* [Input records]:
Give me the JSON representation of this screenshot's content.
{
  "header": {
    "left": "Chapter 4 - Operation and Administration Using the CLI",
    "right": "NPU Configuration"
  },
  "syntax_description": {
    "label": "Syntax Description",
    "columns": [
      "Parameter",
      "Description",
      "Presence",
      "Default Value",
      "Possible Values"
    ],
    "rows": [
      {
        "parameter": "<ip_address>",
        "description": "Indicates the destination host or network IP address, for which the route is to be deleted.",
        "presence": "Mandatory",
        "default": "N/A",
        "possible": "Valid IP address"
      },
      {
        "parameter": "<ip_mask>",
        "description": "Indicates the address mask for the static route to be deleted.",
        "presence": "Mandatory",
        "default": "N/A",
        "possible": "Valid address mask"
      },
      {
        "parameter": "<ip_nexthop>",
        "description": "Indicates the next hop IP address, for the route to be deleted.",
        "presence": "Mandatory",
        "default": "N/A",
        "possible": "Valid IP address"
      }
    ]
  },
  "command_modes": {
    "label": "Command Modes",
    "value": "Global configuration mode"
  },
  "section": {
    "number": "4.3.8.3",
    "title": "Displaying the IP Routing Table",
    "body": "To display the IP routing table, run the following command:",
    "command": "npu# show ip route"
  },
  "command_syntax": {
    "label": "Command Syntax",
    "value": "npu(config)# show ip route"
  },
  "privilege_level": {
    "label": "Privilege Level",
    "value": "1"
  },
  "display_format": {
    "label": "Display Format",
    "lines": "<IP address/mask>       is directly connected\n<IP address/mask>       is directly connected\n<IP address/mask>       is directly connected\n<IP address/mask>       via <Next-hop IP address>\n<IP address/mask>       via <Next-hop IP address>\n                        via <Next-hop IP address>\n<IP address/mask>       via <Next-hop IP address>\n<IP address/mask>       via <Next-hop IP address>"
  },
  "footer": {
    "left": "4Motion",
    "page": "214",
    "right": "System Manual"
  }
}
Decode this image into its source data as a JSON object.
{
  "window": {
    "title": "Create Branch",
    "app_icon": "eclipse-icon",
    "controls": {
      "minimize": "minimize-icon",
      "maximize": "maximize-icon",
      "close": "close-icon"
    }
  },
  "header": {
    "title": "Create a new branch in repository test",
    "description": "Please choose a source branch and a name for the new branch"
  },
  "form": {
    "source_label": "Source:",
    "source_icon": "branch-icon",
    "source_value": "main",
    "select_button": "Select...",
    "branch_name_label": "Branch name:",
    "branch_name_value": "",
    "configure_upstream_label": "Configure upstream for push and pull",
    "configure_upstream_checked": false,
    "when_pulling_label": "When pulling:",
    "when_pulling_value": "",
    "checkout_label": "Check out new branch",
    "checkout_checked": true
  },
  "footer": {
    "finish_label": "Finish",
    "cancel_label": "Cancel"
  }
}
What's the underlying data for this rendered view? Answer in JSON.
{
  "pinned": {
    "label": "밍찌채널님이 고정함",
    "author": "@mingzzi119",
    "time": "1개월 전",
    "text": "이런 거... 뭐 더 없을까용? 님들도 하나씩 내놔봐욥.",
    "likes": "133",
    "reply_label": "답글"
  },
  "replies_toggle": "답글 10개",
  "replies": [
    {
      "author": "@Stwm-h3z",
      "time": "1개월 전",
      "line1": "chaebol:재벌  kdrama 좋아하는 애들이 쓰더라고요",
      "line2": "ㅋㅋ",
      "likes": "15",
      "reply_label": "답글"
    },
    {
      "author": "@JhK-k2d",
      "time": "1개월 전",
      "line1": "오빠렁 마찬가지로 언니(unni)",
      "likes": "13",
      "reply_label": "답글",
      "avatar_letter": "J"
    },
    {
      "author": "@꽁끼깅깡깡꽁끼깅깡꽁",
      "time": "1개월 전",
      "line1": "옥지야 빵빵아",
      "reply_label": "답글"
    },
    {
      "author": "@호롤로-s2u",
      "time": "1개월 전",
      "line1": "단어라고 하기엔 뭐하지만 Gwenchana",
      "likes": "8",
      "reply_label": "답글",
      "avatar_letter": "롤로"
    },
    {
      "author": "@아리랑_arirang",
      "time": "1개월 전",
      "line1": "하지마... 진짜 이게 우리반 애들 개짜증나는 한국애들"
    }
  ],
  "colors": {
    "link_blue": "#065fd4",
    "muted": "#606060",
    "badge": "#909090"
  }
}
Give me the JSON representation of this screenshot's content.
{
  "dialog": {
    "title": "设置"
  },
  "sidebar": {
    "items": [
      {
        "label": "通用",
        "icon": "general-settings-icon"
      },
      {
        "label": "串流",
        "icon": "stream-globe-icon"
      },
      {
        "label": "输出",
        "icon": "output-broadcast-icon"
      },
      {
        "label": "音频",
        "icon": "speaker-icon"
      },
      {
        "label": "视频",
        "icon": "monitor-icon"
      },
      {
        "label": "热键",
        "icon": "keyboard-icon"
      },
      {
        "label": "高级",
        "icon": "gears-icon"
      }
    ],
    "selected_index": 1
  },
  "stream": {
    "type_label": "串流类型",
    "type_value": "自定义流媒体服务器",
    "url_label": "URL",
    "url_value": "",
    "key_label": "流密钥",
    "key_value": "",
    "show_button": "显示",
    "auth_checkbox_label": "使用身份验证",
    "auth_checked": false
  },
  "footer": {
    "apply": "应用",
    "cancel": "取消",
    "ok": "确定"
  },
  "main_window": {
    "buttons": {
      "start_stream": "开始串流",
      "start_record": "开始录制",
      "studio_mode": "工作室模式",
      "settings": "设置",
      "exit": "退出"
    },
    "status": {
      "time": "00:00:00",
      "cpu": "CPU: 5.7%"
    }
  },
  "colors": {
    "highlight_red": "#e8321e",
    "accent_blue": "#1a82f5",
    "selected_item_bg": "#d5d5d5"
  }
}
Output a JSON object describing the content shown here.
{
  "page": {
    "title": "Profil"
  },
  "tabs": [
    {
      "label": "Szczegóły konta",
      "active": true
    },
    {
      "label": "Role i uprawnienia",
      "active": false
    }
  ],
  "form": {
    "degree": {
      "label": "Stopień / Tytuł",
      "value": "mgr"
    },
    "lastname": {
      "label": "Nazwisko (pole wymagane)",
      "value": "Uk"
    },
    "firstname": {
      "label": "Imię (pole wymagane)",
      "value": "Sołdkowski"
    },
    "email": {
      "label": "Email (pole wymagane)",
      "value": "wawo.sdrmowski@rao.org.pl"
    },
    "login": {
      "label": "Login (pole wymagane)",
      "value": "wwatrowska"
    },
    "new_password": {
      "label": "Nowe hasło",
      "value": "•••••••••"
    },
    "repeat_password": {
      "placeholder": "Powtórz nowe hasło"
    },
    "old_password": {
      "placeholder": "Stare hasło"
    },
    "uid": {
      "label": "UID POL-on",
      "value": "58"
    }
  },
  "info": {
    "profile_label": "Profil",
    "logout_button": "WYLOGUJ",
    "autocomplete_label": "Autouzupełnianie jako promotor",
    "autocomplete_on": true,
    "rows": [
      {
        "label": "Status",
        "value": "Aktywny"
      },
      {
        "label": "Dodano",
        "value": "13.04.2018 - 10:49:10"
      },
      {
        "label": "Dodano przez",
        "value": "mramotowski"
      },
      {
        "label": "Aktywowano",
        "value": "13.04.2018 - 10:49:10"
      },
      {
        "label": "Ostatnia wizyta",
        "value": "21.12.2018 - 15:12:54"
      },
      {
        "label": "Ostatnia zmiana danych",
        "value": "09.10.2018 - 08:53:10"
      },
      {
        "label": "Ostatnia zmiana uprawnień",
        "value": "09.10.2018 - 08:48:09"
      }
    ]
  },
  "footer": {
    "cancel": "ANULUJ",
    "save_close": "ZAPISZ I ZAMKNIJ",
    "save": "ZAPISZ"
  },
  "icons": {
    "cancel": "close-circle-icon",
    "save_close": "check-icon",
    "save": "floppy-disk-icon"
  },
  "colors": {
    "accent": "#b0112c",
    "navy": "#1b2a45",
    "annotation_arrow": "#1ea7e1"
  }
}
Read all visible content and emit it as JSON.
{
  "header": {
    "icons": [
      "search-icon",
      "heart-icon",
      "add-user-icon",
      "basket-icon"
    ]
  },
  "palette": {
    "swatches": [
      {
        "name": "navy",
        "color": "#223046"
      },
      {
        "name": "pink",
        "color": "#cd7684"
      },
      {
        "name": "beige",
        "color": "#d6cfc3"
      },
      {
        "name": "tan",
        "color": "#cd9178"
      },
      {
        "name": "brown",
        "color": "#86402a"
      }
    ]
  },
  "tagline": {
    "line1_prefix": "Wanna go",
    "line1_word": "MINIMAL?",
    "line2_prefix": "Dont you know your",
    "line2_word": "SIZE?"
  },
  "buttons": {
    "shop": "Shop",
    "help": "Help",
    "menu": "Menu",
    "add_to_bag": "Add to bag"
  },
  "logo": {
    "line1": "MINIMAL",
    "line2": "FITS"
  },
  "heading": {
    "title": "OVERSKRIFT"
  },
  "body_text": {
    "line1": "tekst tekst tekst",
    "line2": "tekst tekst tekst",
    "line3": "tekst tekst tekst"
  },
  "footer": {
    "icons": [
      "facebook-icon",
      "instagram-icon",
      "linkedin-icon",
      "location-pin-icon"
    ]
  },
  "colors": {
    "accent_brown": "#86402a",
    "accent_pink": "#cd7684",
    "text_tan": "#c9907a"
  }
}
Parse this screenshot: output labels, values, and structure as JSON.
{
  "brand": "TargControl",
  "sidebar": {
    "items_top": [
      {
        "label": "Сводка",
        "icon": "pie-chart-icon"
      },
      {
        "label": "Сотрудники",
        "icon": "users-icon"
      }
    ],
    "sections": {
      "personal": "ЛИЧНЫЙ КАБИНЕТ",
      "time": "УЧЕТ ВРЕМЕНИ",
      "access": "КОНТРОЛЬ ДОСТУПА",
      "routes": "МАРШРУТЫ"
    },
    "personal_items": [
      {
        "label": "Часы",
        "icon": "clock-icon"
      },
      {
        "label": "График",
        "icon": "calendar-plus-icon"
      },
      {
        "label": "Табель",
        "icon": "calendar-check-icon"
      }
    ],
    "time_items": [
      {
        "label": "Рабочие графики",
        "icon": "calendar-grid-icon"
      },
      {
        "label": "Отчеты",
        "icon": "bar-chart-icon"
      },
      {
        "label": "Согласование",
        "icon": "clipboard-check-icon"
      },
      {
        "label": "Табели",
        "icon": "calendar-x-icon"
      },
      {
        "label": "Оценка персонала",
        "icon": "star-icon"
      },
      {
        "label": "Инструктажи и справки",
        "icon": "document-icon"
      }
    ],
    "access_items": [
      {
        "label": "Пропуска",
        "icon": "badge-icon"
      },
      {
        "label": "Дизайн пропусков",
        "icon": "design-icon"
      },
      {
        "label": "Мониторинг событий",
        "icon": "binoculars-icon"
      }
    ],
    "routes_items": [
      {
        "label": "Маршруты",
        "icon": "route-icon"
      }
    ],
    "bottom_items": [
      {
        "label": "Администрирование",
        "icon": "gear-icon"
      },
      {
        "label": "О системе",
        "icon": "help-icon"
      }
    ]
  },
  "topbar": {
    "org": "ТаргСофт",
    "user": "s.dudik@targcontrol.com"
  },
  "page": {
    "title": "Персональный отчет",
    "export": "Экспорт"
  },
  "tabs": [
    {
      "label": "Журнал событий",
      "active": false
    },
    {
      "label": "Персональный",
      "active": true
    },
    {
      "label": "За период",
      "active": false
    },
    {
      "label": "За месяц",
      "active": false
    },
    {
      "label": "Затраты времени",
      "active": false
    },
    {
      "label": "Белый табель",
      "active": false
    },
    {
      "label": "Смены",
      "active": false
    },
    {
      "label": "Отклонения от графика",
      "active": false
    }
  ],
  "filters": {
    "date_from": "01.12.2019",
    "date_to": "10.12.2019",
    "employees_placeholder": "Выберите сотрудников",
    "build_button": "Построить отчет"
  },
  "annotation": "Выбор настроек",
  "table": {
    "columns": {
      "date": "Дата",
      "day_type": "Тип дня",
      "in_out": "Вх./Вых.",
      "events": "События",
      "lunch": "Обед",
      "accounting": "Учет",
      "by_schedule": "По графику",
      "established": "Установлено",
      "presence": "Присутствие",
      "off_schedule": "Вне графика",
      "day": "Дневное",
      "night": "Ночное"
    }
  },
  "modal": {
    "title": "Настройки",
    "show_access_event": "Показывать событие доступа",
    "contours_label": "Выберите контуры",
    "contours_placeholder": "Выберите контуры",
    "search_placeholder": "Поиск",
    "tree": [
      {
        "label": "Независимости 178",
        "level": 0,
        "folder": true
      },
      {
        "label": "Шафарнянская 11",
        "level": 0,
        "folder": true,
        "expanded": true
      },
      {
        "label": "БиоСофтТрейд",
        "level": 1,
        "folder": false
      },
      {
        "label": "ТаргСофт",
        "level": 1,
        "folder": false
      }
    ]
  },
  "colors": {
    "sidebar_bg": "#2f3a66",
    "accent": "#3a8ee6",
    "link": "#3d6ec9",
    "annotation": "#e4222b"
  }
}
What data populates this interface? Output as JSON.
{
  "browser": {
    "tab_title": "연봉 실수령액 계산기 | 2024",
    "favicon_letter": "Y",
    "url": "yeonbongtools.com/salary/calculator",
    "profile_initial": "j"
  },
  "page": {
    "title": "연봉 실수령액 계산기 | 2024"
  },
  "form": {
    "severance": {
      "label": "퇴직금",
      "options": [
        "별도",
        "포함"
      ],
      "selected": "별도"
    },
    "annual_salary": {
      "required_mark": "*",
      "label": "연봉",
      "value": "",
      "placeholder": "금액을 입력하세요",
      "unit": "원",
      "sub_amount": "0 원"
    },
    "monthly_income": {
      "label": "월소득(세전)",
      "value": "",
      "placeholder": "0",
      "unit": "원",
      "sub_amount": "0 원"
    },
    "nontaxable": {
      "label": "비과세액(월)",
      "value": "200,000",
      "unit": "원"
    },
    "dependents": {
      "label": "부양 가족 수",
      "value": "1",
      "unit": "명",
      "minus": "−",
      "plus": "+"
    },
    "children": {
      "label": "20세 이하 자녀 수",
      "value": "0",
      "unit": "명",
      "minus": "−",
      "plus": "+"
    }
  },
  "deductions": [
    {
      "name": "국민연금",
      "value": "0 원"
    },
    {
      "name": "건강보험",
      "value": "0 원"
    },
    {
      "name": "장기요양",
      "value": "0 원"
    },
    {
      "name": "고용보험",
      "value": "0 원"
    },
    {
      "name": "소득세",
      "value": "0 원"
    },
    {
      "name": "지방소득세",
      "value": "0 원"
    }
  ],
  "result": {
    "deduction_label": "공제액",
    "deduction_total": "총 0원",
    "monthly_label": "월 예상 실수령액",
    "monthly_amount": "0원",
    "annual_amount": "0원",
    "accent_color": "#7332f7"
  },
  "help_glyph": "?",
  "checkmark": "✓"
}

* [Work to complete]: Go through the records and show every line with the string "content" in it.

* [Answer to the exercise]:
Give me the JSON representation of this screenshot's content.
Give me the JSON representation of this screenshot's content.
Output a JSON object describing the content shown here.
Read all visible content and emit it as JSON.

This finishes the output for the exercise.